Plus, “Sonic the Hedgehog” ran into some criticism before it released that seemingly signaled doom. The film was originally scheduled to release on Nov. 8, 2019, but the CGI designs for Sonic in the original trailers were regarded as so horrifying by the general public that many people complained and made memes, and Paramount delayed the film to redo the CGI.
The CGI redesign admittedly looked super cute, but it did not instill much hope.
Still, the movie ended up being great.
The cinematography, lighting design and comedy are top-notch. It has good pacing that remains fast while not losing its viewers in the chaos. Even though the film does not require the viewers to have prior knowledge about Sonic, it also has plenty of well-placed references for fans.
Despite some initial ambivalence toward the human characters, they are easy to love by the end. Sheriff Wachowski and his veterinarian wife, Maddie (Tika Sumpter), have a great loving relationship that enhances the film. Original characters in video-game-inspired films usually feel unnecessary or easily disposable, but the Wachowskis’ relationships with each other and with Sonic elevate the movie rather than hinder it.
Carrey absolutely shines in his role as Dr. Robotnik, too.
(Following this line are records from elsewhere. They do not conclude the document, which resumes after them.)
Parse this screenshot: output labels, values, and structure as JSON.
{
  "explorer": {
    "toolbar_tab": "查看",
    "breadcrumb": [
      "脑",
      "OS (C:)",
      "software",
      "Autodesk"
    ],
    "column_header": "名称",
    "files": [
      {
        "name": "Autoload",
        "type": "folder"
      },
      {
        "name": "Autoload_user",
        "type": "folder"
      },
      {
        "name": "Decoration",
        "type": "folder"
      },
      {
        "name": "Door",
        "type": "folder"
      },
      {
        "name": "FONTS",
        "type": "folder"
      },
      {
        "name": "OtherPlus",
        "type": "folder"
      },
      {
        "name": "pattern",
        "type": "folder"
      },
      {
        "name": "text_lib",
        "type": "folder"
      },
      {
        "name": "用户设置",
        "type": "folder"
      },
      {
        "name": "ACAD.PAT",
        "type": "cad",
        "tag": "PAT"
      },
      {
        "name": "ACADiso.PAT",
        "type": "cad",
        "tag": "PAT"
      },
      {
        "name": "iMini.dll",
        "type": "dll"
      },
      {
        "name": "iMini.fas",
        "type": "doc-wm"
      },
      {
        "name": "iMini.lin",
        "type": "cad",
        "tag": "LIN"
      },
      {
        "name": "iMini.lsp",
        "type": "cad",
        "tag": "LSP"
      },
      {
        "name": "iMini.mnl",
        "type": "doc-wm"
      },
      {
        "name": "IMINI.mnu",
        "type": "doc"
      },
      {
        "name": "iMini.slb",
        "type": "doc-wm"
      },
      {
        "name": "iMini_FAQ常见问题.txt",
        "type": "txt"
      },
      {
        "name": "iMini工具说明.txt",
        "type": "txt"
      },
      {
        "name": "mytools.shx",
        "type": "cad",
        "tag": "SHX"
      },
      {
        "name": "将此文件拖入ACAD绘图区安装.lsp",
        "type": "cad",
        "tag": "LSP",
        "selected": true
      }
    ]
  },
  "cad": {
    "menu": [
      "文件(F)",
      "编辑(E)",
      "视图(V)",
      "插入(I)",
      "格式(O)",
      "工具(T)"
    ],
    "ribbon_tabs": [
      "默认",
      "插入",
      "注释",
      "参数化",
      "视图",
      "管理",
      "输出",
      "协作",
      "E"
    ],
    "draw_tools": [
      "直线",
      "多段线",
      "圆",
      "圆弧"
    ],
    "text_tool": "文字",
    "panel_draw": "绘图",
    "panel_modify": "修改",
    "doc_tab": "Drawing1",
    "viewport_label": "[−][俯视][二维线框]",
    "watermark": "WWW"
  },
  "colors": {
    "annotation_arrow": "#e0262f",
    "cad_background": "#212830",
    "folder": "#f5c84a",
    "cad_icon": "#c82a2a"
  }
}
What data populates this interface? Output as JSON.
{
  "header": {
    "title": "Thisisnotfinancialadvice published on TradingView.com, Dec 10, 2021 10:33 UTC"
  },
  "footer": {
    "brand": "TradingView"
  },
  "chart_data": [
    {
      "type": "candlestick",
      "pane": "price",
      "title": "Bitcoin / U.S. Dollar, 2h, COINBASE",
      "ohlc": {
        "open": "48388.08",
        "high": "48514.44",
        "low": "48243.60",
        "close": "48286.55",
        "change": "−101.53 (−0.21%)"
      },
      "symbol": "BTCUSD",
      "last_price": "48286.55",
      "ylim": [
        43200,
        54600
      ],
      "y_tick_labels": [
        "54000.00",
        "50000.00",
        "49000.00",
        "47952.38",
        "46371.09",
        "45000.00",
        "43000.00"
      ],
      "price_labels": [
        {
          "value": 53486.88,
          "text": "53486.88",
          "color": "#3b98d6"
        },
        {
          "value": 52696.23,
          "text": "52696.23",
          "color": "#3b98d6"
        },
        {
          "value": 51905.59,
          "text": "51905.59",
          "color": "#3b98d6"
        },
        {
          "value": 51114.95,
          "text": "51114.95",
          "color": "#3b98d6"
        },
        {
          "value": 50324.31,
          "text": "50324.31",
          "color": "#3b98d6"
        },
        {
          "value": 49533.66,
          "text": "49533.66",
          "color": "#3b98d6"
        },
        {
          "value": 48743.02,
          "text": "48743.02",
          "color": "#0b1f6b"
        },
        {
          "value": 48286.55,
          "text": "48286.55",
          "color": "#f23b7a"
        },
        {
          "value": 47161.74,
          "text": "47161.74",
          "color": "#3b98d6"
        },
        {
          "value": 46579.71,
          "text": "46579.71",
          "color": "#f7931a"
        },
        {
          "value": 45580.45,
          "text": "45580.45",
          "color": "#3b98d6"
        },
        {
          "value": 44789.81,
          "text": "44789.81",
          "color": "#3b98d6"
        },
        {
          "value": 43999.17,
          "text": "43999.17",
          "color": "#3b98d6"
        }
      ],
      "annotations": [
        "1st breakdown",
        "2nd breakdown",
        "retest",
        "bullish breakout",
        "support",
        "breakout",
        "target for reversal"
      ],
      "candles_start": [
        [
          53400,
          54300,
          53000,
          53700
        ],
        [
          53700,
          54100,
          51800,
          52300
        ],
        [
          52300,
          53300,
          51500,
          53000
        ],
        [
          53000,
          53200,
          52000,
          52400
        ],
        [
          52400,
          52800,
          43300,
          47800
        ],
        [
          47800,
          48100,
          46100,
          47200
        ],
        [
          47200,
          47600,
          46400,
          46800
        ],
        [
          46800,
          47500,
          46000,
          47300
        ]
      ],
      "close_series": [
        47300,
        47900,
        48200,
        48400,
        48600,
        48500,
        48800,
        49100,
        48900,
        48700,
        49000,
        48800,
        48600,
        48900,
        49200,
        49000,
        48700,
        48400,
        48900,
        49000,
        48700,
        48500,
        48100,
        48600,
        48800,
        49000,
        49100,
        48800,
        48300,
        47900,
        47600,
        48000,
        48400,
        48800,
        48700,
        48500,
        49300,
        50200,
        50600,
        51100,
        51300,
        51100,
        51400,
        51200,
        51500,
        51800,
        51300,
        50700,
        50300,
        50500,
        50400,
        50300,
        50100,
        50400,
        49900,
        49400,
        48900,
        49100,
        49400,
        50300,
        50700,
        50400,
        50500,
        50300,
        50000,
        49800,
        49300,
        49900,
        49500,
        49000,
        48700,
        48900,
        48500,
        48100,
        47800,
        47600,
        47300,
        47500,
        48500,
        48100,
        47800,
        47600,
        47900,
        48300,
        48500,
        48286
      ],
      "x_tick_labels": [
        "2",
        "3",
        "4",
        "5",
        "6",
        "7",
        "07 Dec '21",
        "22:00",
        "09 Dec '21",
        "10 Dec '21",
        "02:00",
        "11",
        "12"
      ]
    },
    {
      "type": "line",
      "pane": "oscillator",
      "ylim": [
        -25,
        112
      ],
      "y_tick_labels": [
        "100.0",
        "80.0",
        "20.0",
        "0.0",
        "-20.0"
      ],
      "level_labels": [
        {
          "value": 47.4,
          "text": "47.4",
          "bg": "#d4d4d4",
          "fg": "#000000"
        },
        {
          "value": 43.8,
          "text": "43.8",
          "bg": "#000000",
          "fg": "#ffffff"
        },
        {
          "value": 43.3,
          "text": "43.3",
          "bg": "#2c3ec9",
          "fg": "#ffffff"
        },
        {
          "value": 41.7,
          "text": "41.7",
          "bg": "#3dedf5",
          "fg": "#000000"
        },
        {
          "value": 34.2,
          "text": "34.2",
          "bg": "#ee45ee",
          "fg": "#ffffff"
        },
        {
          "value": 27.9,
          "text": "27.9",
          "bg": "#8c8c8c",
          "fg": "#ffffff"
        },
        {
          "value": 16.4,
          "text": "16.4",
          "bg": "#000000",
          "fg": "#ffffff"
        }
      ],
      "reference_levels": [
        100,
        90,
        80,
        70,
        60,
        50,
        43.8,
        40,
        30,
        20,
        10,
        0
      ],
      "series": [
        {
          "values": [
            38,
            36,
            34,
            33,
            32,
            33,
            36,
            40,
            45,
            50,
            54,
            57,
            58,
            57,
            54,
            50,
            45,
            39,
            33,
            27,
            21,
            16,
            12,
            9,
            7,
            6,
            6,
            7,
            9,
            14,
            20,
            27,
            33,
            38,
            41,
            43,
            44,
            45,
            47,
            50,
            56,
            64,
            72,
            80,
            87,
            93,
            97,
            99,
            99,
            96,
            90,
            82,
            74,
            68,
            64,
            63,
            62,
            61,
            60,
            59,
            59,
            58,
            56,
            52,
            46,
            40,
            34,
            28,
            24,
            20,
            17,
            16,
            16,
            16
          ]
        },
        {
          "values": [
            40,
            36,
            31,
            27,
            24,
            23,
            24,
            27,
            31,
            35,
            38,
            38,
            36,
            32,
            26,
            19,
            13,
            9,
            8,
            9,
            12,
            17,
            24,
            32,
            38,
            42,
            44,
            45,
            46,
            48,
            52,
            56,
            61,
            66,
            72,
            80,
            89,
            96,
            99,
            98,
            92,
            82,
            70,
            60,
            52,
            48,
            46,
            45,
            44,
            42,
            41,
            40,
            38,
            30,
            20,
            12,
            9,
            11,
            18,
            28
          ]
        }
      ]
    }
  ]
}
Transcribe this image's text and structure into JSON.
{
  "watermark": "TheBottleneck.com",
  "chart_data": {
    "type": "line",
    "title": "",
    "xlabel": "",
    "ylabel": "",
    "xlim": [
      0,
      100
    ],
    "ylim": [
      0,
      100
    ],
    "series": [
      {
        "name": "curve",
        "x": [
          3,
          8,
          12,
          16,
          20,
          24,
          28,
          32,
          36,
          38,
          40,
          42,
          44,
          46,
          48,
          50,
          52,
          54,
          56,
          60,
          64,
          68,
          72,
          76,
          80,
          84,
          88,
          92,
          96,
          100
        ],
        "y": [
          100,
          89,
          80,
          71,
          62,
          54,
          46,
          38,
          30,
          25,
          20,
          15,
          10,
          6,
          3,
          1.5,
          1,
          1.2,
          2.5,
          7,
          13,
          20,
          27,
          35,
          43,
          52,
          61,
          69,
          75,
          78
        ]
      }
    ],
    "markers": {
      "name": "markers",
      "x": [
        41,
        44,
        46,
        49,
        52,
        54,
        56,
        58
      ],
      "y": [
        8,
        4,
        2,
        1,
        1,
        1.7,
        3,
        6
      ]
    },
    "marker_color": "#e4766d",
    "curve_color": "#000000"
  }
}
It is easy to tell that he had a lot of fun with this role, as it’s arguably his best and most energetic role since he portrayed Stanley Ipkiss in “The Mask.”
After “Sonic the Hedgehog” ended, the after-credits scene suggested a sequel, but only time will tell if it actually gets one.
Anastasia Wilds is an assistant arts editor and can be reached at firstname.lastname@example.org and on Twitter @AnastasiaWilds